The export of winter carrot has not yet got into its stride, says Jos de Boer, cultivator and trader of winter carrot from Westwoud, in the Netherlands. “People still eat from their vegetable patches.” He expects to drive a few additional lorries to Dutch supermarkets from next week. “Just a few more tonnes of carrot, just like every year, for Sinterklaas’s horse.” The Dutch St Nicholas arrives in Holland mid November and kids put carrots out for the horse. The largest part of the harvest will enter the cold stores for several months. Demand will only improve in April, May or June, according to De Boer.
Jos de Boer has been in the trade for 46 years already. He is pleased with this year’s harvest, but prices are bad. “Russia is being blamed, but it is also the cycle. One year, prices will be good, and another year prices will be bad. That happens over the years.” De Boer exports 90 per cent of his harvest to the UK, Ireland, Eastern European countries and a smaller part to Scandinavia. It is remarkable that this year also sees demand from Germany. “From that, we can conclude that carrots grew badly. They have very dry areas. The Rhine is extremely low, a metre lower than usually. We always have sufficient amounts of water in the delta.” Yet De Boer feels as if the carrot harvest in total is lower in the Netherlands this year as well. His harvest is good. “It is fair: we harvest about 75 to 80 tonnes per hectare.”

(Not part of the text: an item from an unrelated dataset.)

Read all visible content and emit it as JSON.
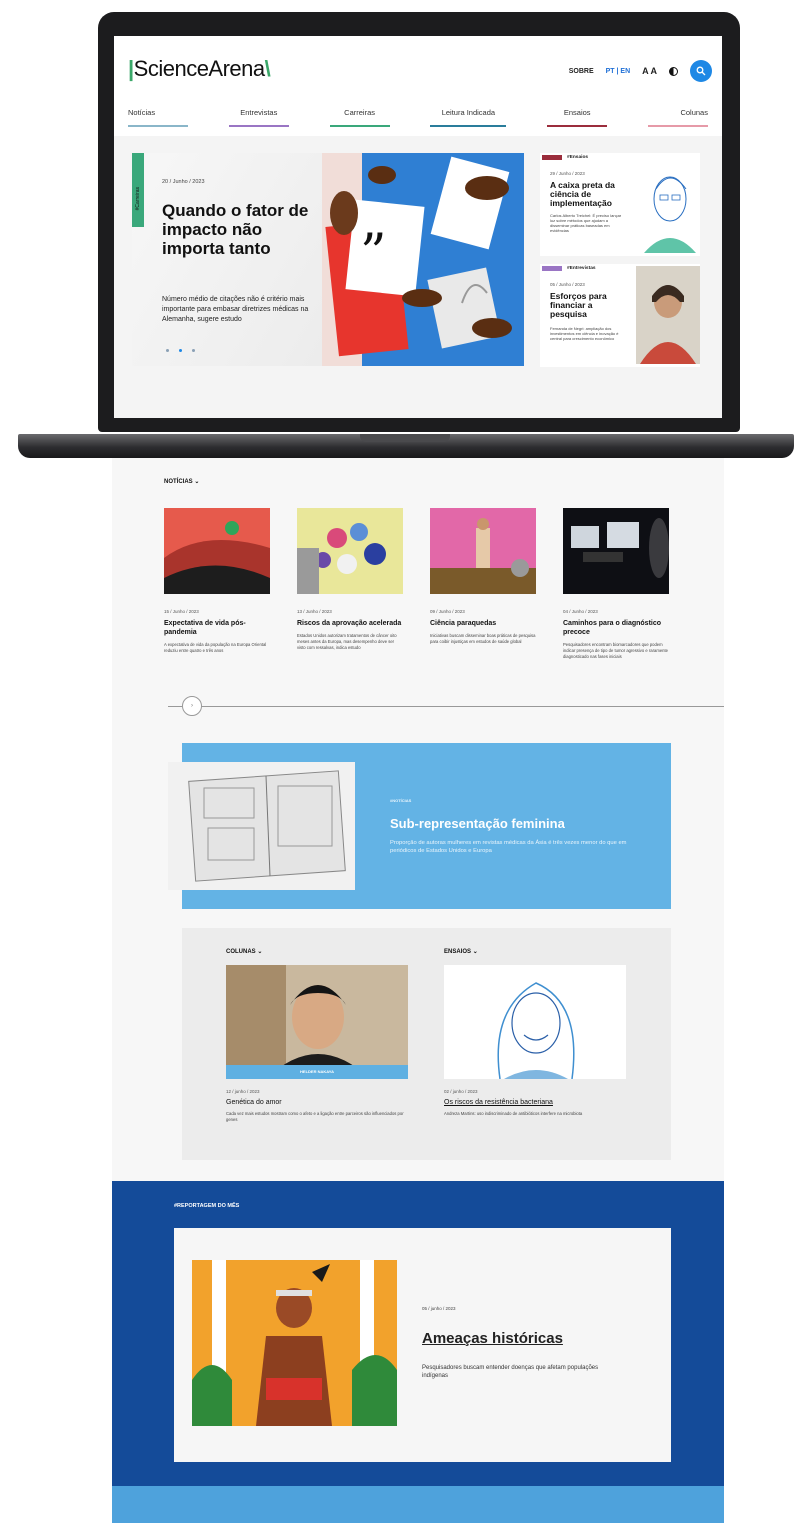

W. de Boer is specialised is washing and trading vegetables. The export of winter carrot is the most important. The area is meant for 70 hectares of winter carrot, 30 hectares for beetroot and 20 hectares for crop rotation (wheat).